### [Problem]
Reproduce the records below exactly as they appear, omitting any pictures they contain.

### [Stored items]

· · ·

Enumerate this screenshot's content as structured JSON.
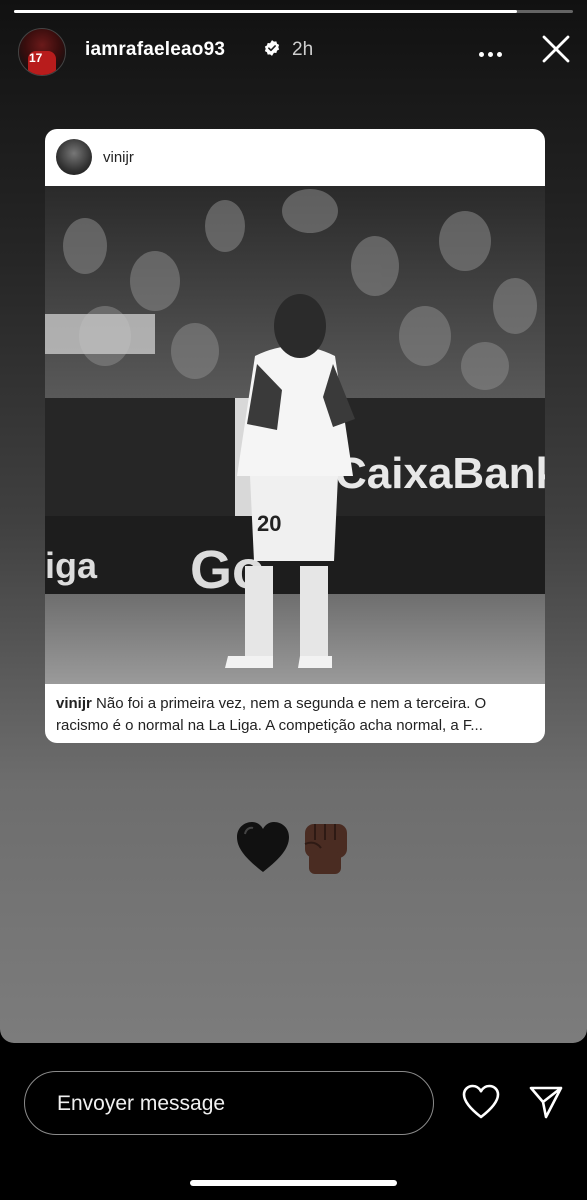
{
  "story": {
    "username": "iamrafaeleao93",
    "time": "2h",
    "verified": true,
    "progress": 0.9
  },
  "shared_post": {
    "username": "vinijr",
    "caption_user": "vinijr",
    "caption_line1": "Não foi a primeira vez, nem a segunda e nem a terceira. O",
    "caption_line2": "racismo é o normal na La Liga.  A competição acha normal, a F...",
    "photo_texts": {
      "sponsor": "CaixaBank",
      "shirt_number": "20",
      "board_partial": "Go",
      "board_left": "iga"
    }
  },
  "sticker": {
    "emojis": [
      "black-heart",
      "raised-fist-dark-skin"
    ]
  },
  "reply": {
    "placeholder": "Envoyer message"
  },
  "icons": {
    "more": "more-horizontal-icon",
    "close": "close-icon",
    "like": "heart-outline-icon",
    "send": "paper-plane-icon",
    "verified": "verified-badge-icon"
  }
}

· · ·

### [Response for this exercise]
Enumerate this screenshot's content as structured JSON.
{
  "story": {
    "username": "iamrafaeleao93",
    "time": "2h",
    "verified": true,
    "progress": 0.9
  },
  "shared_post": {
    "username": "vinijr",
    "caption_user": "vinijr",
    "caption_line1": "Não foi a primeira vez, nem a segunda e nem a terceira. O",
    "caption_line2": "racismo é o normal na La Liga.  A competição acha normal, a F...",
    "photo_texts": {
      "sponsor": "CaixaBank",
      "shirt_number": "20",
      "board_partial": "Go",
      "board_left": "iga"
    }
  },
  "sticker": {
    "emojis": [
      "black-heart",
      "raised-fist-dark-skin"
    ]
  },
  "reply": {
    "placeholder": "Envoyer message"
  },
  "icons": {
    "more": "more-horizontal-icon",
    "close": "close-icon",
    "like": "heart-outline-icon",
    "send": "paper-plane-icon",
    "verified": "verified-badge-icon"
  }
}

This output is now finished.